Sunday, November 20, 2011

Hardened Leather Armor

I have hardened leather by immersion in boiling wax, but I find that method can easily make the leather brittle. My preferred method is casing the leather and then letting it dry under conditions of dry heat, and then applying hot wax to protect it from moisture. I based this on Cennino Cennini's instructions for making leather crests.

Start with vegetable tanned leather. I have used 1/4 inch sole leather. Once cut to shape, I bevel the edges. Case the leather. Once cased, I round the edges with a plastic pulley wheel and tool the edge so it resembles a rolled edge on metal armor.

I shape the leather over a form. For open greaves, I made a Hydrocal cast of the front of my legs. For comfort, the form should have some extra flare above the instep. I used strips of cloth to force the leather around the form.

Cennini tells you to put the leather in the sun for "a good many days". I left it in an oven set on "warm" until dry.

I dye the leather and then apply molten wax heated in a double boiler. I have used paraffin candle wax: beeswax would be more authentic but more expensive.
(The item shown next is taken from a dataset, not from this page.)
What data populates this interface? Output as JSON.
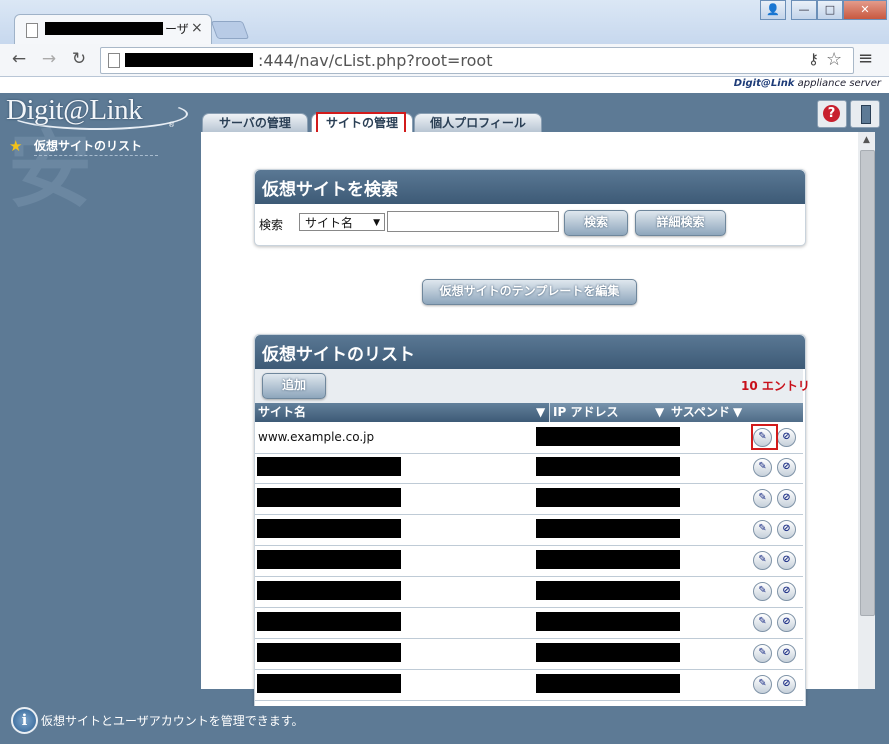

Brush it on and then use a hair dryer to keep the wax liquid until it is absorbed by the leather. Repeat as necessary until the leather is coated well.

Finally, apply shoe polish the same color as your dye. Use the hair dryer to help it soak in, and polish as you would shine a shoe.

Update: visit Mark Carlson's fine site for much more.

1 comment:

Weekend_Viking said...

I've avoided using either beeswax or paraffin wax for leather hardening, in either full impregnation or just as a surface treatment, after doing various test cuts against spare fragments of wax hardened leather - compared to water hardened, the wax hardened leather tended to flex more under blunt impact, and to lubricate the cutting edge on the way through under sharp impact (not that any of us have to worry about sharp impacting objects too much).

So water hardening is the way to go, either by forced drying as you describe, or if you have adequate clampable forms to hand, by boiling. Vegetable tanned leather tends to undergo hardening/denaturing when heated to 80 degrees Celsius, while modern chromium tanned leathers will not harden/denature until around 110-120 degrees, so an oil or higher temperature brine mix is required.

The best hardened leather armour I ever had was heavy veg-tanned leather that had been left in a tin shed in Perth, Australia, for about a decade, which I then cut up for a coat of plates. Stuff was like rock, but not brittle.